■ What this task involves ■
All that is needed is each line of the entries holding the word "prefix", copied as it stands.

[Entries from a dataset of interfaces]
※ ※ ※
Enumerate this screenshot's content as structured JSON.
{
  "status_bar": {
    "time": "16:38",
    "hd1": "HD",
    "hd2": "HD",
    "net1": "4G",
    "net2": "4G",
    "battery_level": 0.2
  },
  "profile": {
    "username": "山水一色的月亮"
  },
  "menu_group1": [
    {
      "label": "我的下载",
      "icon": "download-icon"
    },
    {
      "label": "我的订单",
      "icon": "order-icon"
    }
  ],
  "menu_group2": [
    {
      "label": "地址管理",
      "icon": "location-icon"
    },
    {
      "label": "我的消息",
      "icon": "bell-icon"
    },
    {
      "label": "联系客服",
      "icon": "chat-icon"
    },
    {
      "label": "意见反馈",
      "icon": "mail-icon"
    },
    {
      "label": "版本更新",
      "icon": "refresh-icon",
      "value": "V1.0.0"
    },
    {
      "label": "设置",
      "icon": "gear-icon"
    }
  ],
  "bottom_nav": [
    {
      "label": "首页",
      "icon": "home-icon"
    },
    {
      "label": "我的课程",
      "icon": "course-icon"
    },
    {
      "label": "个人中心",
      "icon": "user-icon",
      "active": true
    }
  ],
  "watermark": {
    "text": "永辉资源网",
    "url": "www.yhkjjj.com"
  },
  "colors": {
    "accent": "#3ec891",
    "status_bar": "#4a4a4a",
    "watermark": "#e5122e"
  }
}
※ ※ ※
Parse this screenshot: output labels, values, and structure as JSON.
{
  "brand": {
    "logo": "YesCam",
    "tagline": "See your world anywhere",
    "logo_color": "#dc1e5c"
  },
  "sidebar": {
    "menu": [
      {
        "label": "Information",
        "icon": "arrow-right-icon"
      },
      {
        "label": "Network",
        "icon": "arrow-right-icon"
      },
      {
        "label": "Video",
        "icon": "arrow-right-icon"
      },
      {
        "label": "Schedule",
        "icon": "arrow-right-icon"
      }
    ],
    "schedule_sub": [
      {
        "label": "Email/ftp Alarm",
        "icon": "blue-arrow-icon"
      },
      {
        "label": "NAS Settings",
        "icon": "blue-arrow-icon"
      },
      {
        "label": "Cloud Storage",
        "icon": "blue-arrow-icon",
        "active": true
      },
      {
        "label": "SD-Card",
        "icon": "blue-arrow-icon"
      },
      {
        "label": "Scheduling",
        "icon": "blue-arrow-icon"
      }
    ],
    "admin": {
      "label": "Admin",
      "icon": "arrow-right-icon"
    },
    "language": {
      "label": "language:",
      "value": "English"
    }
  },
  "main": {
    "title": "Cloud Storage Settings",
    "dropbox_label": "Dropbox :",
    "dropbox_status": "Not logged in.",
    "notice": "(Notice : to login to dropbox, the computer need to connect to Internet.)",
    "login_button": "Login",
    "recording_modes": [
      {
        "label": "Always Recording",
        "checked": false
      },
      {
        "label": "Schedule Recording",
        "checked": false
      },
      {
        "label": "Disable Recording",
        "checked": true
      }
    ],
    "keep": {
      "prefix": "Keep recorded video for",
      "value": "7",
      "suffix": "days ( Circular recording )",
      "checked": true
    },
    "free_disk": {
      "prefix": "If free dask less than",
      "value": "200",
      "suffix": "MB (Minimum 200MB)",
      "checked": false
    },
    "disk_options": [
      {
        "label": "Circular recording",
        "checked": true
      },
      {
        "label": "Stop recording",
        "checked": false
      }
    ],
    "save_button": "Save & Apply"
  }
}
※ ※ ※
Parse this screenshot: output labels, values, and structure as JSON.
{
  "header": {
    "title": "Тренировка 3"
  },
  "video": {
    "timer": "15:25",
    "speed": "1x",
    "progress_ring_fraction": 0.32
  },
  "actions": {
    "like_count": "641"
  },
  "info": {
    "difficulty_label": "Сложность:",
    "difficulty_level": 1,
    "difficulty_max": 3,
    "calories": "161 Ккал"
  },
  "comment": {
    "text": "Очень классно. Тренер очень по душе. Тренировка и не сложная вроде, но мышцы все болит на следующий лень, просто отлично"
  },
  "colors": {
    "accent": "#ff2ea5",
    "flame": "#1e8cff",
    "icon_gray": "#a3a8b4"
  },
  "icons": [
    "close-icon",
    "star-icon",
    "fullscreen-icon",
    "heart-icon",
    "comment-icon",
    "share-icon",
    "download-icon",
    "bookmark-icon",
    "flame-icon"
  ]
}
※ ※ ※
■ Solution ■
      "prefix": "Keep recorded video for",
      "prefix": "If free dask less than",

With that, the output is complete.